Vegan Southwestern Hash
Adapted from Martha Stewart Meatless
- 4 small sweet potatoes, diced in 1/2-inch cubes
- 1 chipotle pepper in adobo, minced plus 2 teaspoons adobo sauce
- 8 ounces tempeh, crumbled
- 1 tablespoons coconut oil, avocado oil or olive oil
- 1 clove garlic, minced
- 1/2 teaspoon cumin
- 4 handfuls of chopped, stemmed kale
- 2 tomatoes, seeded and diced
- 3 scallions, sliced
- 1 14-ounce can black beans, drained and rinsed
- 1 tablespoon nutritional yeast
- Salt and black pepper to taste
- 1 avocado, diced
- 1 lime, sliced
- Bring a large pot of water to a boil.
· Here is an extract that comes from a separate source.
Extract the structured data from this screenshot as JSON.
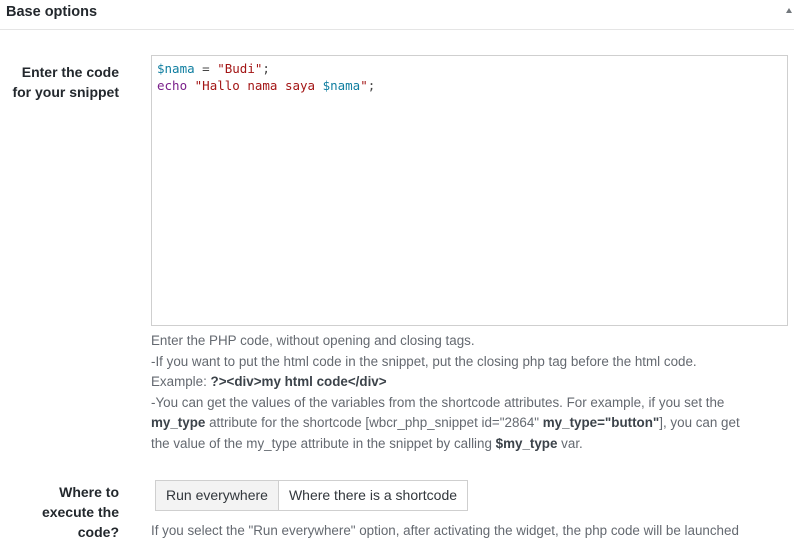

Add sweet potatoes and boil until mostly tender, about 10 minutes.
- Toss together crumbled tempeh and adobo sauce, set aside.
- Heat 1 tablespoons oil in a large skillet on medium-high heat. Add potatoes. Cook without moving for a few minutes, then flip with a spatula. Continue to cook, flipping with a spatula every few minutes or so, until browned and tender. Stir in garlic and cumin and cook an additional 30-60 seconds until fragrant. Add kale. Cook 2 minutes until mostly wilted. Add tomatoes and scallions. Cook another 2 minutes until tender. Stir in black beans, reserved marinated tempeh and cook until warmed through, about 1-2 minutes.
- Remove from heat, season with salt and pepper to taste. Stir in nutrition yeast and avocado.
- Serve with lime slices if desired.